By bringing the community in from the start, especially the kids, they have been empowered to take ownership of Jubes, and do their best to keep it running smoothly. Sife says the trail maintenance has been structured like Bush Care, and once this group of kids age out, the hope is that it will be passed down to the younger crowd and continue to evolve in that manner.
Just the beginning of the new Jubes
This is only the first stage of what is planned for Golden Jubilee, and the park will continue to expand. But Ku-ring-gai Council is on the front foot and trying to adopt this community model elsewhere in the LGA.
“The council has been very proactive, we’ve heard in the last couple of days they have put up some signs at a few different trails around Ku-ring-gai — which normally would have been destroyed — saying ‘if you want to keep this trail, please contact council and let’s rebuild it together,'” says Underwood.
Through Covid lockdowns, there have been a lot of new trails and jump lines that have popped up, and subsequently been bulldozed by land managers — A Current Affair even picked up the story of a few groms building trails in western Sydney. The approach Ku-ring-gai is taking is progressive, and it will likely amount to a better outcome for all involved.
“We just can’t provide everything for everyone,” says Sife. “But if we can create these partnerships so people understand the limitations and we can educate them about what we’re trying to protect, we can find ways to provide high-quality experiences for people to enjoy. It’s a win-win.”
Hall continues, “I’d like to see more councils being this proactive. The way that they’ve engaged the community is really something that needs to be applauded. Even though it’s still not for everyone, we’ve ticked a lot of boxes as to what those kids were already building in the bush. It gives them exactly what they want and they’re still working with them on some other trails.”
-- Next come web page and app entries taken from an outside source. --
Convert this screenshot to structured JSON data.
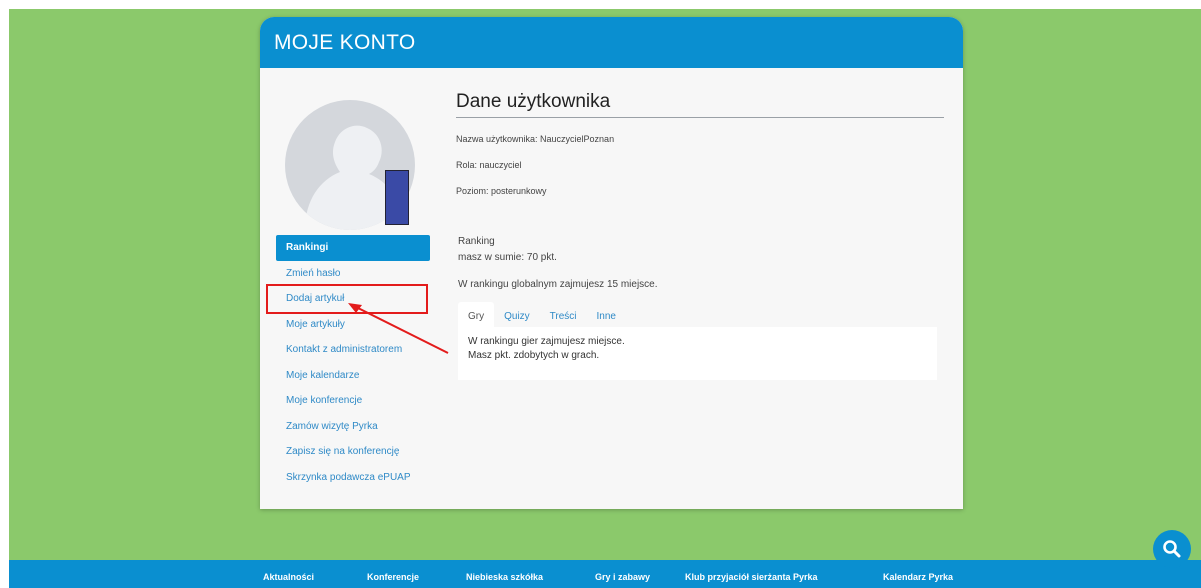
{
  "header": {
    "title": "MOJE KONTO"
  },
  "sidebar": {
    "items": [
      {
        "label": "Rankingi",
        "active": true
      },
      {
        "label": "Zmień hasło"
      },
      {
        "label": "Dodaj artykuł"
      },
      {
        "label": "Moje artykuły"
      },
      {
        "label": "Kontakt z administratorem"
      },
      {
        "label": "Moje kalendarze"
      },
      {
        "label": "Moje konferencje"
      },
      {
        "label": "Zamów wizytę Pyrka"
      },
      {
        "label": "Zapisz się na konferencję"
      },
      {
        "label": "Skrzynka podawcza ePUAP"
      }
    ]
  },
  "user": {
    "title": "Dane użytkownika",
    "username_line": "Nazwa użytkownika: NauczycielPoznan",
    "role_line": "Rola: nauczyciel",
    "level_line": "Poziom: posterunkowy"
  },
  "ranking": {
    "title": "Ranking",
    "sum_line": "masz w sumie: 70 pkt.",
    "global_line": "W rankingu globalnym zajmujesz 15 miejsce.",
    "tabs": [
      "Gry",
      "Quizy",
      "Treści",
      "Inne"
    ],
    "panel_line1": "W rankingu gier zajmujesz miejsce.",
    "panel_line2": "Masz pkt. zdobytych w grach."
  },
  "footer": {
    "links": [
      "Aktualności",
      "Konferencje",
      "Niebieska szkółka",
      "Gry i zabawy",
      "Klub przyjaciół sierżanta Pyrka",
      "Kalendarz Pyrka"
    ]
  },
  "colors": {
    "accent": "#0a8fd0",
    "background": "#8bc96b",
    "annotation": "#e31b1b"
  },
  "icons": {
    "fab": "search-icon"
  }
}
Sife tells Flow that he has heard from other councils and community groups asking for advice about doing something similar in their area.
It’s not a one size fits all solution that will work for every council, but this model hits two birds with one stone. Local riders get a rad place to ride, and are disincentivised from going out into the bush, because bike parks like Golden Jubilee are bigger and better than anything they make with shovels and pickaxes.
Photos: Jubes Trail Crew